He isn’t the only star point guard eager for Tokyo.

Damian Lillard, via James McKern of news.com.au:

“I plan on being a part of that. I plan on playing,” Lillard said

Though neither Curry nor Lillard played for Team USA in this year’s World Cup, there’s a potentially large difference: Curry never agreed to play. Lillard did then withdrew. USA Basketball managing director Jerry Colangelo indicated particular scorn for players who decommitted.

Of course, Colangelo also wants to win. That might require swallowing his pride and accepting players who withdrew this year. He has talked tough in the past about players who didn’t show his desired devotion to USA Basketball. Lillard got cut in 2014 then missed the 2016 Olympics citing injury. It can be difficult to determine which absences Colangelo forgives.

One factor working against Lillard: The Americans’ point guard pool is deep. Curry rates higher. Kemba Walker earned respect by playing in the World Cup. James Harden (who also withdrew from the World Cup) and Kyrie Irving also factor.

I expect Colangelo to operate on a sliding scale: The better the player, the less prior commitment to USA Basketball necessary. Lillard is an excellent player. We’ll see how far that gets him.

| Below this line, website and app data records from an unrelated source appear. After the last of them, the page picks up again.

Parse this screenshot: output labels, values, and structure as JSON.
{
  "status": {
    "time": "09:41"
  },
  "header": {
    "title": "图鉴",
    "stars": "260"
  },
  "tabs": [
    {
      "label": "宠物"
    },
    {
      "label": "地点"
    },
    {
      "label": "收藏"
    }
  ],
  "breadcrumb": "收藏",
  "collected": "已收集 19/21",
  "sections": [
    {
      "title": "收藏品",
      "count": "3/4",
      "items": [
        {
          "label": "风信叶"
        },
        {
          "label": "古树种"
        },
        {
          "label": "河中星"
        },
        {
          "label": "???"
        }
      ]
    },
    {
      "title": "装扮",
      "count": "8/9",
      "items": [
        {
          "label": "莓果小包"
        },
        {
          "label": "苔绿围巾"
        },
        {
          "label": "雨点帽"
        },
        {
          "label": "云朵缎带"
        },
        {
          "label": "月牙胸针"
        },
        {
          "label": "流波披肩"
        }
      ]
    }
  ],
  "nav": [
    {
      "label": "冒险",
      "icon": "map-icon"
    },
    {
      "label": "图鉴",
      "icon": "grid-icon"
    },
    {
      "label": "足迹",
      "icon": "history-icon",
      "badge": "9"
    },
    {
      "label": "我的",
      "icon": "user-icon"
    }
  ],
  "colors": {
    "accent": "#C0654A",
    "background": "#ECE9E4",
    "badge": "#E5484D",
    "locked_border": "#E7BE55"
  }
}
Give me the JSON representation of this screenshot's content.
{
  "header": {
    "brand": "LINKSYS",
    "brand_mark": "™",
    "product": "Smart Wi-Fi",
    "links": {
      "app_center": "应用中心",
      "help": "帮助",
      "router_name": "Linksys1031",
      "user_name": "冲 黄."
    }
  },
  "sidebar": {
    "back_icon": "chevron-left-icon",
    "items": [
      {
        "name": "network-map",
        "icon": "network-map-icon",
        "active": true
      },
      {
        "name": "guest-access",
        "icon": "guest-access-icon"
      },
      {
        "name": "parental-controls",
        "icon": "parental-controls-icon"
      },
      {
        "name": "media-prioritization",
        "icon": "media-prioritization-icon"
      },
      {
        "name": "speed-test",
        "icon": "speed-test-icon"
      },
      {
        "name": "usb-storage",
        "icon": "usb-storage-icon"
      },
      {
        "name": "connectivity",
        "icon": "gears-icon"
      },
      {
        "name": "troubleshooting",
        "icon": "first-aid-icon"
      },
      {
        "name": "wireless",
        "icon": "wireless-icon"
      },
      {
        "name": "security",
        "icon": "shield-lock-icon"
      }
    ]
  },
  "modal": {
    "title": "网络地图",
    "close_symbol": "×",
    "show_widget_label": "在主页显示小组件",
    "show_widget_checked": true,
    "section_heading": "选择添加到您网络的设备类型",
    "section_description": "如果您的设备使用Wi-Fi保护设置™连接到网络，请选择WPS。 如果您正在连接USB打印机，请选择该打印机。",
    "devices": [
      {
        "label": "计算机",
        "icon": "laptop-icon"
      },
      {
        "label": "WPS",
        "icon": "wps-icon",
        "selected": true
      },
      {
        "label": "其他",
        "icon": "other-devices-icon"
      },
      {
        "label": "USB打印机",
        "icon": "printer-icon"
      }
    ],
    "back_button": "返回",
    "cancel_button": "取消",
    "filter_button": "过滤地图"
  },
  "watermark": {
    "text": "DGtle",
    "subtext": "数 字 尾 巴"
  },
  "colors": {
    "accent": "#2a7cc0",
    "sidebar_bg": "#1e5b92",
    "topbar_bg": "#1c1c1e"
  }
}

And whether he’ll even want to play next year. The reasons for playing – pride of representing your country, prestige marketing opportunities – are more obvious now. The reasons not to play – injury, fatigue, personal commitments – are more likely to emerge closer to the Games.